So no, Red Dead Redemption’s $50 price on PS4 and Switch is definitely not “commercially accurate”, as Zelnick puts it. The hope is that the market will end up deciding the price of the release anyway. That it will sell well in the days and weeks after launch seems like a guarantee, given that it’s Red Dead and given that it’s Rockstar (even the massively underwhelming GTA Trilogy remaster sold like peanuts). But we wouldn’t be surprised if that price ends up dropping significantly a few months down the road. Right now, three factors are going to drive initial sales for the port- the fact that it’s Red Dead, the fact that you can now play it on a portable machine, and the fact that for those who’ve never played the original, it’s going to be an enticing purchase. But once that initial burn of sureshot sales slows down, we’d be surprised to see it maintaining any sort of commercial momentum at its current price.

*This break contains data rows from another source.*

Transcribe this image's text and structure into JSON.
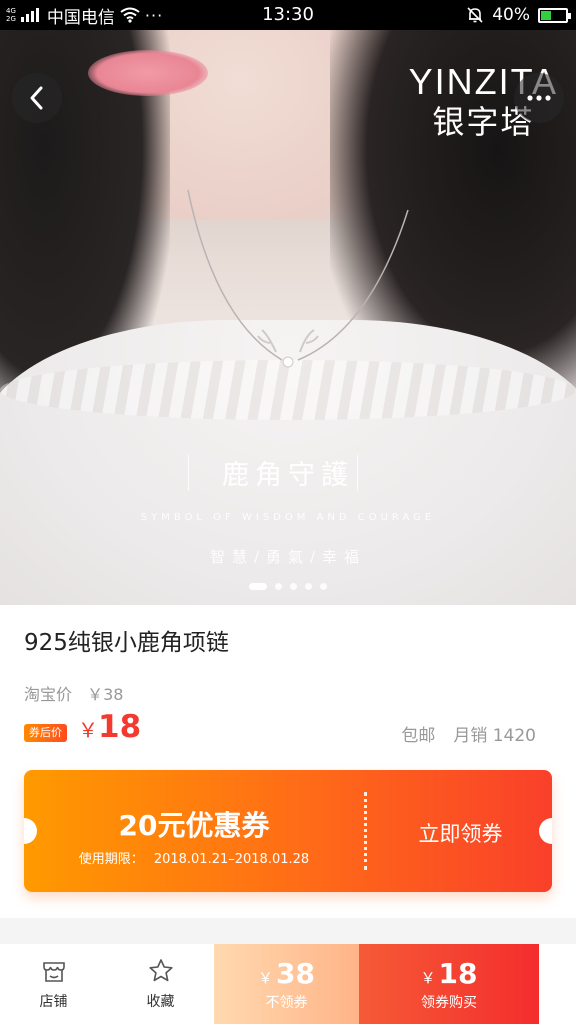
{
  "status_bar": {
    "network_top": "4G",
    "network_bottom": "2G",
    "carrier": "中国电信",
    "more": "···",
    "time": "13:30",
    "battery": "40%",
    "battery_level": 0.4,
    "icons": [
      "signal-icon",
      "wifi-icon",
      "mute-bell-icon",
      "battery-icon"
    ]
  },
  "hero": {
    "brand_en": "YINZITA",
    "brand_cn": "银字塔",
    "tagline_cn": "鹿角守護",
    "tagline_en": "SYMBOL OF WISDOM AND COURAGE",
    "tagline_sub": "智慧/勇氣/幸福",
    "slide_count": 5,
    "active_slide": 1
  },
  "product": {
    "title": "925纯银小鹿角项链",
    "taobao_price_label": "淘宝价",
    "taobao_price": "￥38",
    "after_coupon_label": "券后价",
    "currency": "￥",
    "after_coupon_price": "18",
    "shipping": "包邮",
    "monthly_sales": "月销 1420"
  },
  "coupon": {
    "amount": "20元优惠券",
    "validity_label": "使用期限：",
    "validity": "2018.01.21–2018.01.28",
    "cta": "立即领券"
  },
  "bottom_bar": {
    "shop": "店铺",
    "favorite": "收藏",
    "no_coupon_currency": "￥",
    "no_coupon_price": "38",
    "no_coupon_label": "不领券",
    "buy_currency": "￥",
    "buy_price": "18",
    "buy_label": "领券购买"
  },
  "colors": {
    "accent_red": "#f43a2e",
    "coupon_start": "#ff9a00",
    "coupon_end": "#f9402a"
  }
}
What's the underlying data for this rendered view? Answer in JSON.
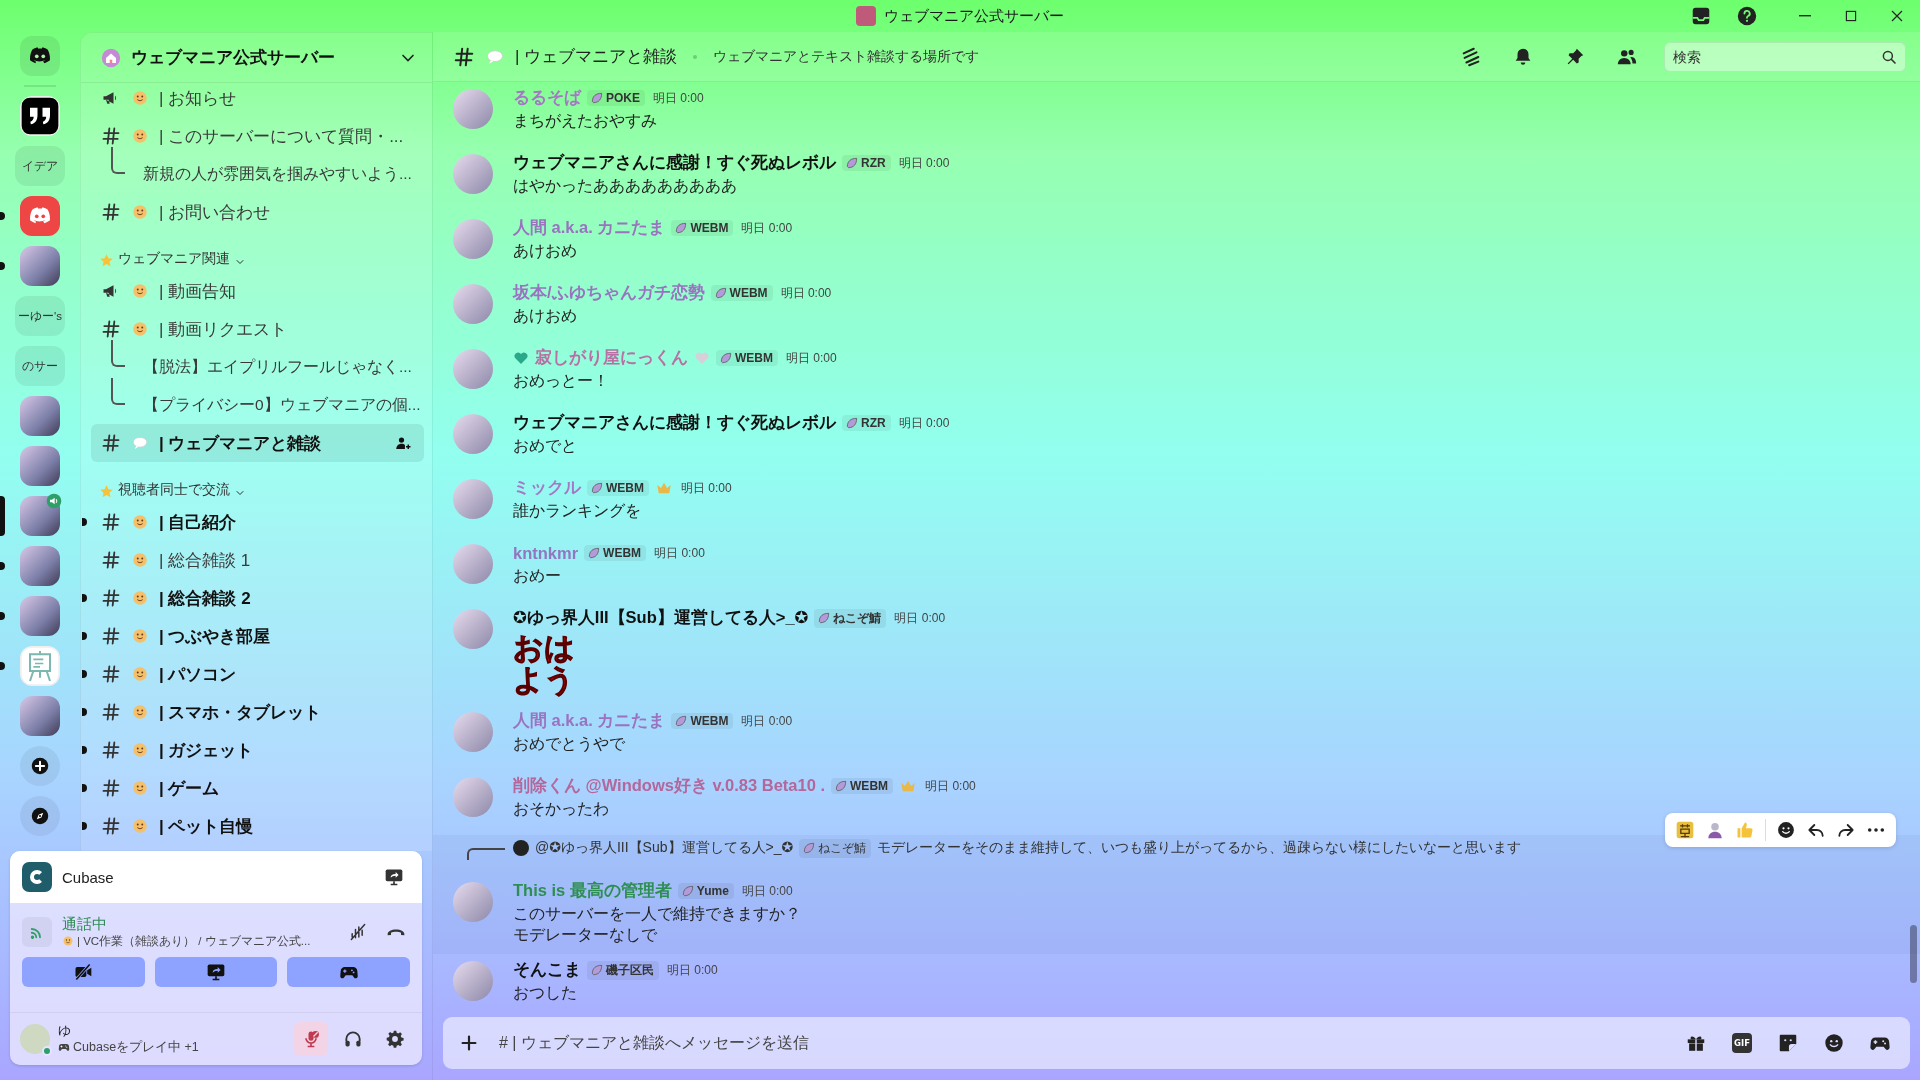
{
  "title_bar": {
    "title": "ウェブマニア公式サーバー"
  },
  "servers": [
    {
      "kind": "home",
      "unread": false,
      "selected": false
    },
    {
      "kind": "quote",
      "unread": false,
      "selected": false
    },
    {
      "kind": "text",
      "label": "イデア",
      "unread": false,
      "selected": false
    },
    {
      "kind": "logo",
      "unread": true,
      "selected": false
    },
    {
      "kind": "image",
      "unread": true,
      "selected": false
    },
    {
      "kind": "text",
      "label": "ーゆー's",
      "unread": false,
      "selected": false
    },
    {
      "kind": "text",
      "label": "のサー",
      "unread": false,
      "selected": false
    },
    {
      "kind": "image",
      "unread": false,
      "selected": false
    },
    {
      "kind": "image",
      "unread": false,
      "selected": false
    },
    {
      "kind": "image",
      "unread": false,
      "selected": true,
      "in_voice": true
    },
    {
      "kind": "image",
      "unread": true,
      "selected": false
    },
    {
      "kind": "image",
      "unread": true,
      "selected": false
    },
    {
      "kind": "easel",
      "unread": true,
      "selected": false
    },
    {
      "kind": "image",
      "unread": false,
      "selected": false
    },
    {
      "kind": "add",
      "unread": false,
      "selected": false
    },
    {
      "kind": "discover",
      "unread": false,
      "selected": false
    }
  ],
  "sidebar": {
    "server_name": "ウェブマニア公式サーバー",
    "sections": [
      {
        "channels": [
          {
            "kind": "announcement",
            "name": "| お知らせ",
            "selected": false,
            "unread": false
          },
          {
            "kind": "text",
            "name": "| このサーバーについて質問・...",
            "selected": false,
            "unread": false,
            "children": [
              {
                "kind": "thread",
                "name": "新規の人が雰囲気を掴みやすいよう...",
                "selected": false,
                "unread": false
              }
            ]
          },
          {
            "kind": "text",
            "name": "| お問い合わせ",
            "selected": false,
            "unread": false
          }
        ]
      },
      {
        "title": "ウェブマニア関連",
        "expanded": true,
        "channels": [
          {
            "kind": "announcement",
            "name": "| 動画告知",
            "selected": false,
            "unread": false
          },
          {
            "kind": "text",
            "name": "| 動画リクエスト",
            "selected": false,
            "unread": false,
            "children": [
              {
                "kind": "thread",
                "name": "【脱法】エイプリルフールじゃなく...",
                "selected": false,
                "unread": false
              },
              {
                "kind": "thread",
                "name": "【プライバシー0】ウェブマニアの個...",
                "selected": false,
                "unread": false
              }
            ]
          },
          {
            "kind": "text",
            "name": "| ウェブマニアと雑談",
            "selected": true,
            "unread": false
          }
        ]
      },
      {
        "title": "視聴者同士で交流",
        "expanded": true,
        "channels": [
          {
            "kind": "text",
            "name": "| 自己紹介",
            "selected": false,
            "unread": true
          },
          {
            "kind": "text",
            "name": "| 総合雑談 1",
            "selected": false,
            "unread": false
          },
          {
            "kind": "text",
            "name": "| 総合雑談 2",
            "selected": false,
            "unread": true
          },
          {
            "kind": "text",
            "name": "| つぶやき部屋",
            "selected": false,
            "unread": true
          },
          {
            "kind": "text",
            "name": "| パソコン",
            "selected": false,
            "unread": true
          },
          {
            "kind": "text",
            "name": "| スマホ・タブレット",
            "selected": false,
            "unread": true
          },
          {
            "kind": "text",
            "name": "| ガジェット",
            "selected": false,
            "unread": true
          },
          {
            "kind": "text",
            "name": "| ゲーム",
            "selected": false,
            "unread": true
          },
          {
            "kind": "text",
            "name": "| ペット自慢",
            "selected": false,
            "unread": true
          }
        ]
      }
    ]
  },
  "voice_panel": {
    "activity": {
      "name": "Cubase"
    },
    "connection": {
      "status": "通話中",
      "channel": "| VC作業（雑談あり） / ウェブマニア公式..."
    },
    "camera_on": false,
    "user": {
      "name": "ゆ",
      "status": "Cubaseをプレイ中 +1",
      "mic_muted": true
    }
  },
  "chat": {
    "header": {
      "name": "| ウェブマニアと雑談",
      "topic": "ウェブマニアとテキスト雑談する場所です",
      "search_placeholder": "検索"
    },
    "messages": [
      {
        "author": "るるそば",
        "color": "#a677c4",
        "tag": "POKE",
        "time": "明日 0:00",
        "kind": "text",
        "lines": [
          "まちがえたおやすみ"
        ],
        "heart_icons": false,
        "role_icon": false,
        "highlighted": false
      },
      {
        "author": "ウェブマニアさんに感謝！すぐ死ぬレボル",
        "color": "#111111",
        "tag": "RZR",
        "time": "明日 0:00",
        "kind": "text",
        "lines": [
          "はやかったあああああああああ"
        ],
        "heart_icons": false,
        "role_icon": false,
        "highlighted": false
      },
      {
        "author": "人間 a.k.a. カニたま",
        "color": "#9a72c0",
        "tag": "WEBM",
        "time": "明日 0:00",
        "kind": "text",
        "lines": [
          "あけおめ"
        ],
        "heart_icons": false,
        "role_icon": false,
        "highlighted": false
      },
      {
        "author": "坂本/ふゆちゃんガチ恋勢",
        "color": "#9a72c0",
        "tag": "WEBM",
        "time": "明日 0:00",
        "kind": "text",
        "lines": [
          "あけおめ"
        ],
        "heart_icons": false,
        "role_icon": false,
        "highlighted": false
      },
      {
        "author": "寂しがり屋にっくん",
        "color": "#b86fa4",
        "tag": "WEBM",
        "time": "明日 0:00",
        "kind": "text",
        "lines": [
          "おめっとー！"
        ],
        "heart_icons": true,
        "role_icon": false,
        "highlighted": false
      },
      {
        "author": "ウェブマニアさんに感謝！すぐ死ぬレボル",
        "color": "#111111",
        "tag": "RZR",
        "time": "明日 0:00",
        "kind": "text",
        "lines": [
          "おめでと"
        ],
        "heart_icons": false,
        "role_icon": false,
        "highlighted": false
      },
      {
        "author": "ミックル",
        "color": "#a677c4",
        "tag": "WEBM",
        "time": "明日 0:00",
        "kind": "text",
        "lines": [
          "誰かランキングを"
        ],
        "heart_icons": false,
        "role_icon": true,
        "highlighted": false
      },
      {
        "author": "kntnkmr",
        "color": "#9475c0",
        "tag": "WEBM",
        "time": "明日 0:00",
        "kind": "text",
        "lines": [
          "おめー"
        ],
        "heart_icons": false,
        "role_icon": false,
        "highlighted": false
      },
      {
        "author": "✪ゆっ界人III【Sub】運営してる人>_✪",
        "color": "#111111",
        "tag": "ねこぞ鯖",
        "time": "明日 0:00",
        "kind": "sticker",
        "text": "おはよう",
        "heart_icons": false,
        "role_icon": false,
        "highlighted": false
      },
      {
        "author": "人間 a.k.a. カニたま",
        "color": "#9a72c0",
        "tag": "WEBM",
        "time": "明日 0:00",
        "kind": "text",
        "lines": [
          "おめでとうやで"
        ],
        "heart_icons": false,
        "role_icon": false,
        "highlighted": false
      },
      {
        "author": "削除くん @Windows好き v.0.83 Beta10 .",
        "color": "#b3679a",
        "tag": "WEBM",
        "time": "明日 0:00",
        "kind": "text",
        "lines": [
          "おそかったわ"
        ],
        "heart_icons": false,
        "role_icon": true,
        "highlighted": false
      },
      {
        "author": "This is 最高の管理者",
        "color": "#2e8e52",
        "tag": "Yume",
        "time": "明日 0:00",
        "kind": "text",
        "lines": [
          "このサーバーを一人で維持できますか？",
          "モデレーターなしで"
        ],
        "heart_icons": false,
        "role_icon": false,
        "highlighted": true,
        "reply": {
          "author": "@✪ゆっ界人III【Sub】運営してる人>_✪",
          "tag": "ねこぞ鯖",
          "text": "モデレーターをそのまま維持して、いつも盛り上がってるから、過疎らない様にしたいなーと思います"
        }
      },
      {
        "author": "そんこま",
        "color": "#111111",
        "tag": "磯子区民",
        "time": "明日 0:00",
        "kind": "text",
        "lines": [
          "おつした"
        ],
        "heart_icons": false,
        "role_icon": false,
        "highlighted": false
      }
    ],
    "composer": {
      "placeholder": "# | ウェブマニアと雑談へメッセージを送信",
      "gif_label": "GIF"
    }
  }
}
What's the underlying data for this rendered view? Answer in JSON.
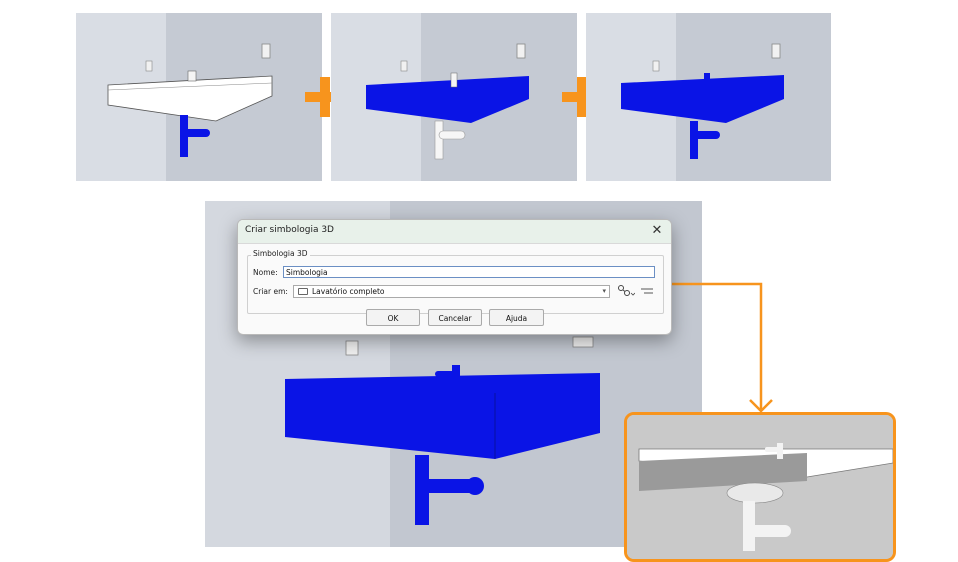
{
  "dialog": {
    "title": "Criar simbologia 3D",
    "close_glyph": "✕",
    "group_label": "Simbologia 3D",
    "name_label": "Nome:",
    "name_value": "Simbologia",
    "create_in_label": "Criar em:",
    "create_in_value": "Lavatório completo",
    "dropdown_glyph": "▾",
    "ok_label": "OK",
    "cancel_label": "Cancelar",
    "help_label": "Ajuda"
  },
  "icons": {
    "plus": "plus-icon",
    "folder": "folder-icon",
    "pick": "pick-element-icon",
    "pencil": "edit-icon",
    "close": "close-icon"
  },
  "colors": {
    "accent": "#f7941d",
    "highlight_blue": "#0a14e6",
    "wall_light": "#d9dde4",
    "wall_dark": "#c4c9d2"
  }
}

Note: The views expressed in this article are those of the author and do not necessarily represent the views of, and should not be attributed to, GamingBolt as an organization.